I was running around with my friends one sunny afternoon when I ran toward this cellar door that was flush into the sidewalk. The cellar door hid what was actually a lift, the lift went up and as it did, the cellar doors would open slowly. Not paying attention to where I was going, I ran and fell into the lift, causing my pants leg to get caught between the gears of the lift, pulling me in! My leg was about to be mincemeat as I could not shake it from the gears, I started to panic, when suddenly, at the last possible moment, these two giant hands lifted me from certain pain and maybe disability! Henry, in his simplicity, was lifting me away from the gears, away from the danger! To this day, I will remember that. He was maybe a good 45 feet away standing in a doorway, saw my situation and acted immediately! I will never forget that day and that particular moment.
Fast forward about 18 years and here I was with my first child, my daughter Ellen and I was so proud, and my wife of just over a year, holding this special bundle of joy. A few months into Ellen’s young life, we discovered there was something wrong, something terribly wrong! She was not responding well as a newborn, not developing like the others kids her age.
The horrible truth set in and we discovered she had a birth defect, something both my wife and I were the cause of. It seems every one of us on Earth has some recessive gene. According to the genealogist, the chances of both the mother and the father having the same recessive gene was one-in-a-million! It couldn’t be a lotto ticket, that was not our luck. In those days, people sometimes gave up their child to an institution, as the doctors suggested we do, but neither my wife or I would throw our child away, instead we decided that we would take the road of emotional pain and raise her as best we could.
When the doctors gave us the news, all I could do was think of Lena, and how casual we felt about her situation, and why wasn’t anyone acknowledging ours! It taught me that life is not a bowl of cherries, that we all have crosses to bare, and we must bear them well, and deal with what life gives us, for only we can deal with it.
And so 8 years later we have a son, and the nightmare begins all over again. His name is Joseph, and for 20 months he filled our hearts with both love and fear, in and out of hospitals, injections, seizures, worry and more fear. Then one Sunday morning, my wife calls me from his hospital bedside that he has only a week to live. By then we had two children and as I fed my older son his breakfast, the scenario running through my head, I refused to believe it. As the week wore on, we were spending overnight in the hospital in the lounge sleeping in chairs sitting up. Finally, my wife could take it no longer and we went home to shower and catch a nap. It was about 5 AM when we got home. For the rest of the day, people came over to visit us and we chatted to pass what was little time there was.
That night, I suddenly had this terrible back pain and my wife was in the shower. The phone rang! I knew what it was.
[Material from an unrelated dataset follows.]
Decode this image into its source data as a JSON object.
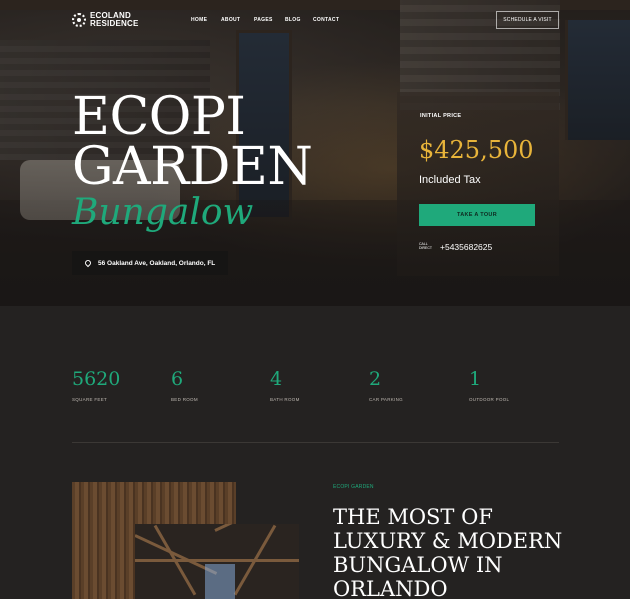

It was the doctor asking us if we would be willing to donate his organs, and that he only had minutes to live. When we got there, it was too late. Where was Henry when I really needed him?
Today is Joseph’s birthday, he would have been 37-years old, a man, just like Henry if he had lived.